As for normal, non-Florida weirdness, Brooklyn Nine-Nine could have easily made a longer thing out of Jake and Amy’s reunion… And thankfully, it doesn’t. Jake and Amy’s awkwardness around each other throughout this episode is full of funny moments—Amy punching Jake in the throat and Jake bringing up how she’s “a better kisser than Holt” immediately come to mind—but it’s the type of thing that can immediately bring red flags on a television show. First comes separation, then comes changed feelings is typically the way. But Brooklyn Nine-Nine doesn’t do that, instead choosing to keep on with the solid foundation this couple of weirdos has. After all, it simply makes sense that their reunion wouldn’t be perfect, since nothing about this entire “Coral Palms” scenario is perfect. Other than Gina’s ability to get a free gun in any situation, that is.

Then there’s the Big Bad aspect of the entire arc. The official introduction of Jimmy “The Butcher” Figgis outside of phone calls and tense conversations is sadly hindered by both the show needing to wrap up this part of the story in this episode and the high expectations built with regards to this character. After building Figgis up so much in these episodes and season three, it is a bit underwhelming to see just how easily he falls for Jake and Holt’s tricks to to lure him in.


On the one hand, Eric Roberts is a very good casting choice for such an imposing character, and he’s playing a man who has constantly eluded capture and convinced feds to work for him. On the other, the Figgis we actually get doesn’t quite come across as “imposing,” and while he can easily trick the incompetent Sheriff Reynolds, there’s no sense that he’s any craftier than anyone outside of this world’s version of Florida. Especially not when he’s telling Jake his entire plan, which is supposed to sound impressive but leaves no room for errors (which he is clearly plagued with). He’s then foiled simply by Amy shooting Jake. Brooklyn Nine-Nine built this character up so much that it always ran the risk of an underwhelming introduction.

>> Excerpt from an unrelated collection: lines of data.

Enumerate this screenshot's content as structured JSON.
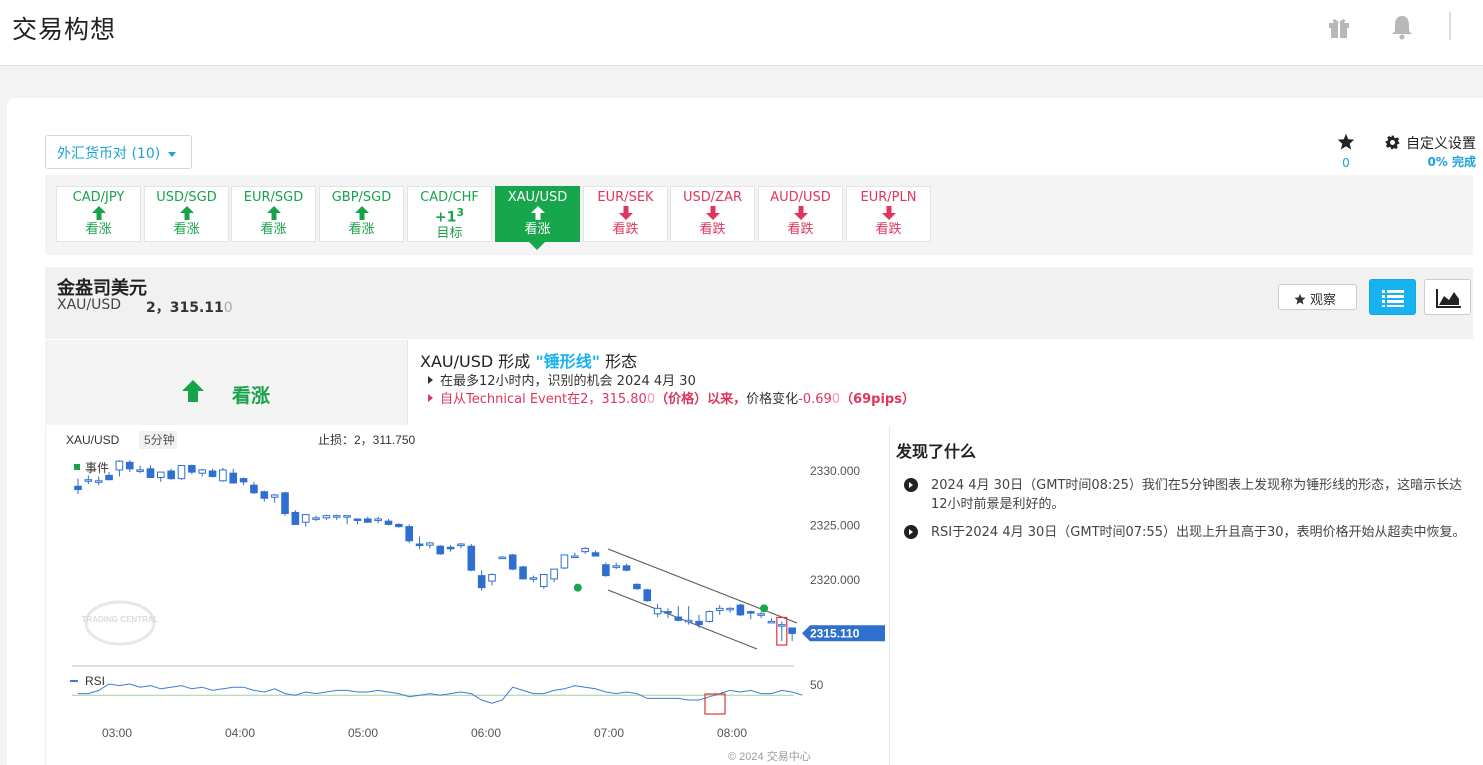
{
  "app": {
    "title": "交易构想"
  },
  "icons": {
    "gift": "gift-icon",
    "bell": "bell-icon",
    "star": "star-icon",
    "gear": "gear-icon",
    "list": "list-icon",
    "area_chart": "area-chart-icon"
  },
  "filter": {
    "label": "外汇货币对 (10)"
  },
  "watchlist": {
    "count": "0"
  },
  "custom_settings": {
    "label": "自定义设置",
    "progress": "0% 完成",
    "progress_value": 0
  },
  "pairs": [
    {
      "symbol": "CAD/JPY",
      "bias": "up",
      "label": "看涨"
    },
    {
      "symbol": "USD/SGD",
      "bias": "up",
      "label": "看涨"
    },
    {
      "symbol": "EUR/SGD",
      "bias": "up",
      "label": "看涨"
    },
    {
      "symbol": "GBP/SGD",
      "bias": "up",
      "label": "看涨"
    },
    {
      "symbol": "CAD/CHF",
      "bias": "target",
      "target_value": "+1",
      "target_sup": "3",
      "label": "目标"
    },
    {
      "symbol": "XAU/USD",
      "bias": "up",
      "label": "看涨",
      "active": true
    },
    {
      "symbol": "EUR/SEK",
      "bias": "down",
      "label": "看跌"
    },
    {
      "symbol": "USD/ZAR",
      "bias": "down",
      "label": "看跌"
    },
    {
      "symbol": "AUD/USD",
      "bias": "down",
      "label": "看跌"
    },
    {
      "symbol": "EUR/PLN",
      "bias": "down",
      "label": "看跌"
    }
  ],
  "instrument": {
    "name": "金盎司美元",
    "symbol": "XAU/USD",
    "price_main": "2，315.11",
    "price_dim": "0"
  },
  "buttons": {
    "watch": "观察"
  },
  "bias": {
    "label": "看涨",
    "color": "#18a34a"
  },
  "pattern": {
    "prefix": "XAU/USD 形成 ",
    "name": "\"锤形线\"",
    "suffix": " 形态",
    "bullet1": "在最多12小时内，识别的机会 2024 4月 30",
    "bullet2_a": "自从Technical Event在2，315.80",
    "bullet2_dim1": "0",
    "bullet2_b": "（价格）以来，",
    "bullet2_c": "价格变化",
    "bullet2_d": "-0.69",
    "bullet2_dim2": "0",
    "bullet2_e": "（69pips）"
  },
  "chart_data": {
    "type": "candlestick",
    "symbol": "XAU/USD",
    "timeframe": "5分钟",
    "stop_loss": "止损：2，311.750",
    "legend": "事件",
    "rsi_label": "RSI",
    "rsi_level": "50",
    "yticks": [
      "2330.000",
      "2325.000",
      "2320.000"
    ],
    "ytick_values": [
      2330,
      2325,
      2320
    ],
    "last_price": "2315.110",
    "last_price_value": 2315.11,
    "xticks": [
      "03:00",
      "04:00",
      "05:00",
      "06:00",
      "07:00",
      "08:00"
    ],
    "xtick_minutes": [
      180,
      240,
      300,
      360,
      420,
      480
    ],
    "copyright": "© 2024 交易中心",
    "watermark": "TRADING CENTRAL",
    "candles": [
      [
        2328.6,
        2329.3,
        2327.9,
        2328.3
      ],
      [
        2329.1,
        2329.6,
        2328.8,
        2329.2
      ],
      [
        2329.0,
        2329.5,
        2328.7,
        2329.1
      ],
      [
        2329.6,
        2329.9,
        2329.3,
        2329.2
      ],
      [
        2330.1,
        2331.0,
        2329.5,
        2330.9
      ],
      [
        2330.8,
        2331.0,
        2329.9,
        2330.2
      ],
      [
        2330.1,
        2330.5,
        2329.8,
        2330.1
      ],
      [
        2330.2,
        2330.5,
        2329.6,
        2329.4
      ],
      [
        2329.4,
        2329.9,
        2329.0,
        2329.9
      ],
      [
        2330.0,
        2330.2,
        2329.2,
        2329.3
      ],
      [
        2329.3,
        2330.4,
        2329.2,
        2330.5
      ],
      [
        2330.5,
        2330.6,
        2329.7,
        2329.9
      ],
      [
        2329.8,
        2330.2,
        2329.5,
        2330.1
      ],
      [
        2330.0,
        2330.2,
        2329.4,
        2329.5
      ],
      [
        2329.1,
        2330.3,
        2329.0,
        2330.1
      ],
      [
        2329.8,
        2330.2,
        2328.9,
        2328.9
      ],
      [
        2329.3,
        2329.4,
        2328.7,
        2329.0
      ],
      [
        2328.7,
        2329.0,
        2327.9,
        2328.0
      ],
      [
        2328.1,
        2328.2,
        2327.2,
        2327.5
      ],
      [
        2327.6,
        2327.9,
        2327.1,
        2327.8
      ],
      [
        2328.0,
        2328.1,
        2325.9,
        2326.1
      ],
      [
        2326.2,
        2326.4,
        2325.1,
        2325.1
      ],
      [
        2325.3,
        2325.6,
        2324.9,
        2326.0
      ],
      [
        2325.6,
        2325.9,
        2325.4,
        2325.7
      ],
      [
        2325.7,
        2326.0,
        2325.5,
        2325.9
      ],
      [
        2325.9,
        2326.0,
        2325.5,
        2325.9
      ],
      [
        2325.9,
        2325.9,
        2325.1,
        2325.9
      ],
      [
        2325.6,
        2325.6,
        2325.1,
        2325.5
      ],
      [
        2325.6,
        2325.8,
        2325.3,
        2325.3
      ],
      [
        2325.5,
        2325.8,
        2325.2,
        2325.6
      ],
      [
        2325.4,
        2325.6,
        2325.0,
        2325.1
      ],
      [
        2325.1,
        2325.2,
        2324.8,
        2324.9
      ],
      [
        2324.9,
        2325.1,
        2323.4,
        2323.6
      ],
      [
        2323.3,
        2324.0,
        2322.8,
        2323.2
      ],
      [
        2323.2,
        2323.5,
        2322.9,
        2323.4
      ],
      [
        2323.1,
        2323.2,
        2322.3,
        2322.4
      ],
      [
        2323.0,
        2323.2,
        2322.6,
        2322.9
      ],
      [
        2323.3,
        2323.4,
        2322.9,
        2323.3
      ],
      [
        2323.1,
        2323.3,
        2320.8,
        2320.9
      ],
      [
        2320.4,
        2320.9,
        2319.0,
        2319.3
      ],
      [
        2319.9,
        2320.6,
        2319.5,
        2320.5
      ],
      [
        2322.1,
        2322.2,
        2322.0,
        2322.1
      ],
      [
        2322.3,
        2322.4,
        2320.9,
        2321.0
      ],
      [
        2321.2,
        2321.3,
        2320.1,
        2320.1
      ],
      [
        2320.2,
        2320.4,
        2319.8,
        2320.2
      ],
      [
        2319.4,
        2320.5,
        2319.2,
        2320.5
      ],
      [
        2320.1,
        2321.0,
        2319.8,
        2321.0
      ],
      [
        2321.1,
        2322.3,
        2321.0,
        2322.3
      ],
      [
        2322.2,
        2322.5,
        2322.0,
        2322.2
      ],
      [
        2322.6,
        2323.0,
        2322.4,
        2322.9
      ],
      [
        2322.5,
        2322.7,
        2322.2,
        2322.2
      ],
      [
        2321.4,
        2321.6,
        2320.3,
        2320.4
      ],
      [
        2321.2,
        2321.6,
        2321.0,
        2321.3
      ],
      [
        2321.3,
        2321.5,
        2320.8,
        2320.9
      ],
      [
        2319.6,
        2319.7,
        2319.1,
        2319.2
      ],
      [
        2319.1,
        2319.2,
        2318.0,
        2318.1
      ],
      [
        2316.9,
        2317.8,
        2316.6,
        2317.4
      ],
      [
        2317.1,
        2317.4,
        2316.5,
        2317.0
      ],
      [
        2316.6,
        2317.6,
        2316.2,
        2316.3
      ],
      [
        2316.3,
        2317.6,
        2315.9,
        2316.3
      ],
      [
        2316.2,
        2316.8,
        2315.6,
        2315.9
      ],
      [
        2316.2,
        2317.2,
        2316.1,
        2317.1
      ],
      [
        2317.2,
        2317.7,
        2316.8,
        2317.4
      ],
      [
        2317.3,
        2317.5,
        2317.0,
        2317.4
      ],
      [
        2317.7,
        2317.8,
        2316.7,
        2316.8
      ],
      [
        2317.1,
        2317.2,
        2316.4,
        2317.0
      ],
      [
        2316.9,
        2317.1,
        2316.5,
        2316.9
      ],
      [
        2316.2,
        2316.5,
        2316.2,
        2316.2
      ],
      [
        2315.9,
        2316.2,
        2314.4,
        2315.9
      ],
      [
        2315.6,
        2315.6,
        2314.4,
        2315.1
      ]
    ],
    "events": [
      {
        "index": 48,
        "value": 2319.3
      },
      {
        "index": 66,
        "value": 2317.4
      }
    ],
    "highlight_index": 68,
    "rsi": [
      44,
      44,
      46,
      50,
      49,
      50,
      48,
      49,
      47,
      48,
      49,
      47,
      48,
      46,
      47,
      48,
      48,
      46,
      45,
      47,
      44,
      43,
      45,
      44,
      45,
      46,
      46,
      45,
      45,
      46,
      45,
      44,
      42,
      43,
      44,
      43,
      44,
      45,
      44,
      40,
      38,
      40,
      48,
      46,
      44,
      44,
      46,
      47,
      49,
      48,
      47,
      45,
      44,
      45,
      44,
      41,
      41,
      41,
      41,
      40,
      40,
      42,
      44,
      46,
      45,
      46,
      44,
      44,
      46,
      45,
      43
    ]
  },
  "findings": {
    "title": "发现了什么",
    "items": [
      "2024 4月 30日（GMT时间08:25）我们在5分钟图表上发现称为锤形线的形态，这暗示长达12小时前景是利好的。",
      "RSI于2024 4月 30日（GMT时间07:55）出现上升且高于30，表明价格开始从超卖中恢复。"
    ]
  }
}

So while Eric Roberts is clearly ready to play, there’s nothing much in the sandbox.

Overall, “Coral Palms” has been a solid trilogy and return to Brooklyn Nine-Nine, and now with this upcoming night shift situation, it looks like things still aren’t quite going back to the status quo for the team. It’s a good thing Brooklyn Nine-Nine has shown off its ability to change things up and make them work on more than one occasion. Nine-Nine!


Stray observations

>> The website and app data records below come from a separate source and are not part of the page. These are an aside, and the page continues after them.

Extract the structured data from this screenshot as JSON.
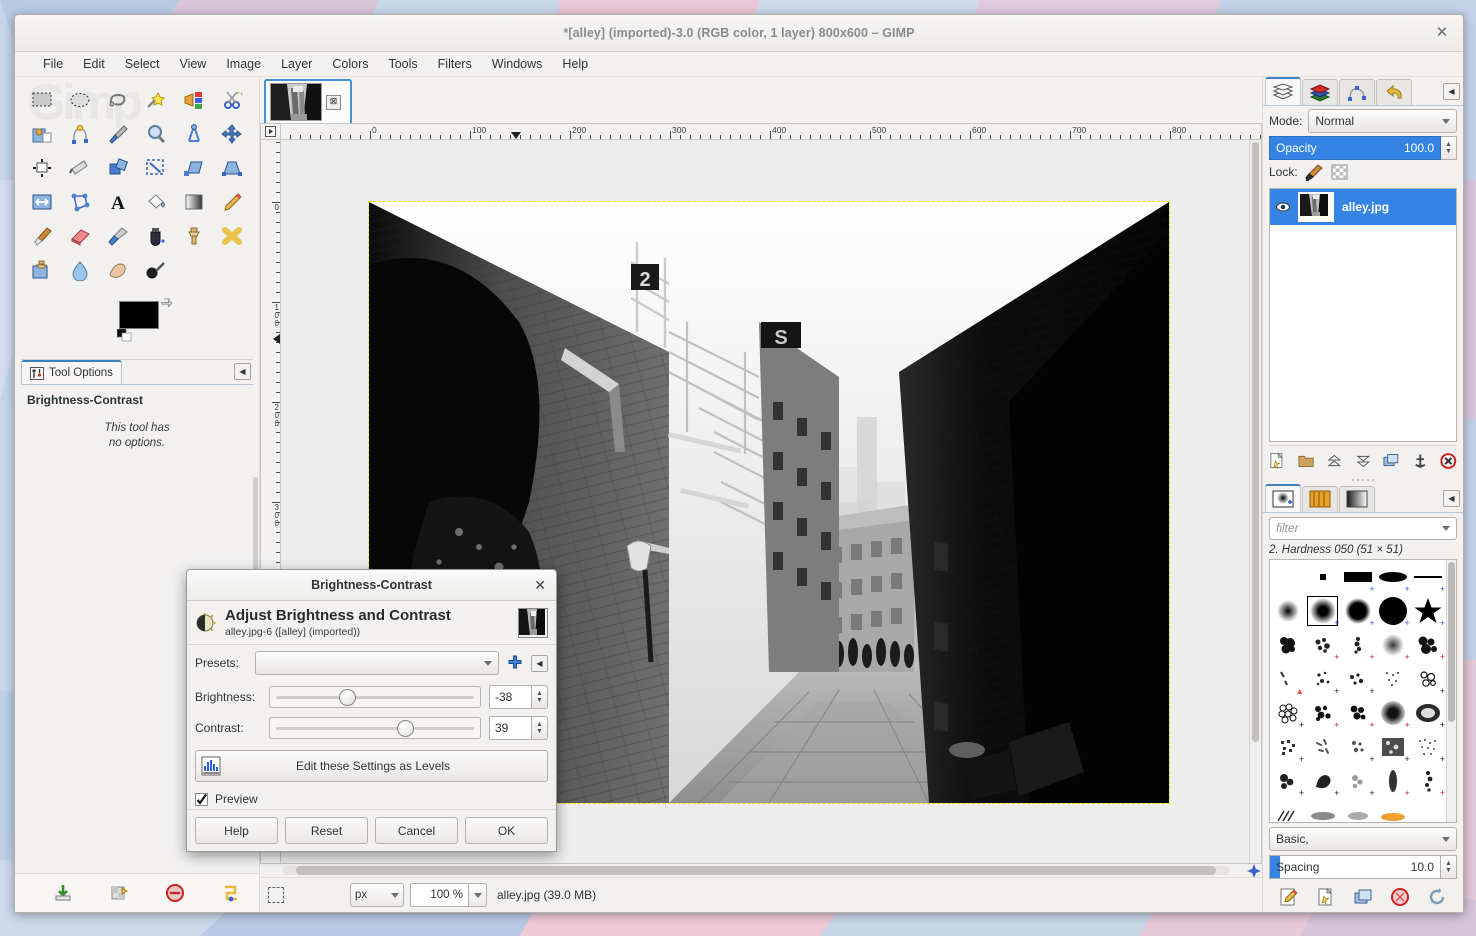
{
  "window": {
    "title": "*[alley] (imported)-3.0 (RGB color, 1 layer) 800x600 – GIMP",
    "close_label": "✕"
  },
  "menubar": {
    "items": [
      {
        "label": "File"
      },
      {
        "label": "Edit"
      },
      {
        "label": "Select"
      },
      {
        "label": "View"
      },
      {
        "label": "Image"
      },
      {
        "label": "Layer"
      },
      {
        "label": "Colors"
      },
      {
        "label": "Tools"
      },
      {
        "label": "Filters"
      },
      {
        "label": "Windows"
      },
      {
        "label": "Help"
      }
    ]
  },
  "toolbox": {
    "tools": [
      "rect-select-tool",
      "ellipse-select-tool",
      "free-select-tool",
      "fuzzy-select-tool",
      "select-by-color-tool",
      "scissors-select-tool",
      "foreground-select-tool",
      "paths-tool",
      "color-picker-tool",
      "zoom-tool",
      "measure-tool",
      "move-tool",
      "alignment-tool",
      "crop-tool",
      "rotate-tool",
      "scale-tool",
      "shear-tool",
      "perspective-tool",
      "flip-tool",
      "cage-transform-tool",
      "text-tool",
      "bucket-fill-tool",
      "gradient-tool",
      "pencil-tool",
      "paintbrush-tool",
      "eraser-tool",
      "airbrush-tool",
      "ink-tool",
      "clone-tool",
      "heal-tool",
      "perspective-clone-tool",
      "blur-sharpen-tool",
      "smudge-tool",
      "dodge-burn-tool"
    ],
    "foreground_color": "#000000",
    "background_color": "#ffffff"
  },
  "tool_options": {
    "tab_label": "Tool Options",
    "tool_name": "Brightness-Contrast",
    "note_line1": "This tool has",
    "note_line2": "no options."
  },
  "left_bottom_buttons": [
    "save-tool-preset-icon",
    "restore-tool-preset-icon",
    "delete-tool-preset-icon",
    "reset-tool-options-icon"
  ],
  "image_tab": {
    "name": "alley-image-tab",
    "close_label": "⊠"
  },
  "rulers": {
    "horizontal_ticks": [
      "0",
      "100",
      "200",
      "300",
      "400",
      "500",
      "600",
      "700",
      "800"
    ],
    "vertical_ticks": [
      "0",
      "100",
      "200",
      "300"
    ],
    "unit": "px"
  },
  "statusbar": {
    "unit": "px",
    "zoom": "100 %",
    "text": "alley.jpg (39.0 MB)"
  },
  "layers_dock": {
    "tabs": [
      "layers-tab",
      "channels-tab",
      "paths-tab",
      "undo-history-tab"
    ],
    "mode_label": "Mode:",
    "mode_value": "Normal",
    "opacity_label": "Opacity",
    "opacity_value": "100.0",
    "lock_label": "Lock:",
    "lock_buttons": [
      "lock-pixels-icon",
      "lock-alpha-icon"
    ],
    "layers": [
      {
        "name": "alley.jpg",
        "selected": true
      }
    ],
    "buttons": [
      "new-layer-icon",
      "new-layer-group-icon",
      "raise-layer-icon",
      "lower-layer-icon",
      "duplicate-layer-icon",
      "anchor-layer-icon",
      "delete-layer-icon"
    ]
  },
  "brushes_dock": {
    "tabs": [
      "brushes-tab",
      "patterns-tab",
      "gradients-tab"
    ],
    "filter_placeholder": "filter",
    "selected_brush": "2. Hardness 050 (51 × 51)",
    "preset_select": "Basic,",
    "spacing_label": "Spacing",
    "spacing_value": "10.0",
    "buttons": [
      "edit-brush-icon",
      "new-brush-icon",
      "duplicate-brush-icon",
      "delete-brush-icon",
      "refresh-brushes-icon"
    ]
  },
  "dialog": {
    "title": "Brightness-Contrast",
    "close_label": "✕",
    "heading": "Adjust Brightness and Contrast",
    "subheading": "alley.jpg-6 ([alley] (imported))",
    "presets_label": "Presets:",
    "presets_value": "",
    "add_preset_icon": "plus-icon",
    "preset_menu_icon": "preset-menu-icon",
    "sliders": [
      {
        "label": "Brightness:",
        "value": "-38",
        "min": -127,
        "max": 127,
        "numeric": -38
      },
      {
        "label": "Contrast:",
        "value": "39",
        "min": -127,
        "max": 127,
        "numeric": 39
      }
    ],
    "levels_button": "Edit these Settings as Levels",
    "preview_label": "Preview",
    "preview_checked": true,
    "buttons": [
      {
        "label": "Help",
        "name": "help-button"
      },
      {
        "label": "Reset",
        "name": "reset-button"
      },
      {
        "label": "Cancel",
        "name": "cancel-button"
      },
      {
        "label": "OK",
        "name": "ok-button"
      }
    ]
  },
  "colors": {
    "accent": "#3584e4",
    "selection_dash": "#e8e800",
    "tab_active_top": "#3c7fc0"
  }
}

  • This week in webisodes Brooklyn Nine-Nine needs: The Florida news team at Channel 36’s WPQG (“Power News!”) is just begging for the spotlight. “We’ve got the most high school sports, the most lottery numbers, and the most weather in the tri-swamp area.” I hope I didn’t just spoil a developing spin-off idea, Dan Goor.
  • Sheriff Reynolds: “Well they started kissing, which I’m fine with. Really, I am. Kiss whoever you want. Except they were both men. Sheriff Reynolds was terrible to the end, but his confusion here about two men kissing was an early highlight in the episode.
  • Despite Terry’s frustration and Boyle’s general dad jerk behavior, Boyle was pretty smart to record an “in case I never see him again” video for Nikolaj. That doesn’t explain why Terry decided to say “dead” so many times in his video to his children, but the sweetness is definitely there.
  • I too have missed Holt and Gina’s “daily dishes.” Sure, I didn’t know they were a thing until this episode, but it makes a lot of sense that they were, now doesn’t it? Also: “BOOST MY BOTTOM!”
  • Rosa’s child voice was the single most terrifying thing I’ve heard all year.
  • I didn’t realize how much TBS’ Wrecked had stuck with me until Amy saved Jake from Figgis. I said to myself: “Always shoot the hostage.” Then she did it, and I now guess I’m willing to say Wrecked is the most accurate show on television. (Obviously, Speed was the reference, but still.)
  • Ken Marino is simply the best, whether he’s watching Terry’s pecs dance or saying the word “yes.” I don’t want him to leave, but he obviously eventually has to. But does he? He really is the anti-Holt, in all the best ways, and there’s a lot of value in that.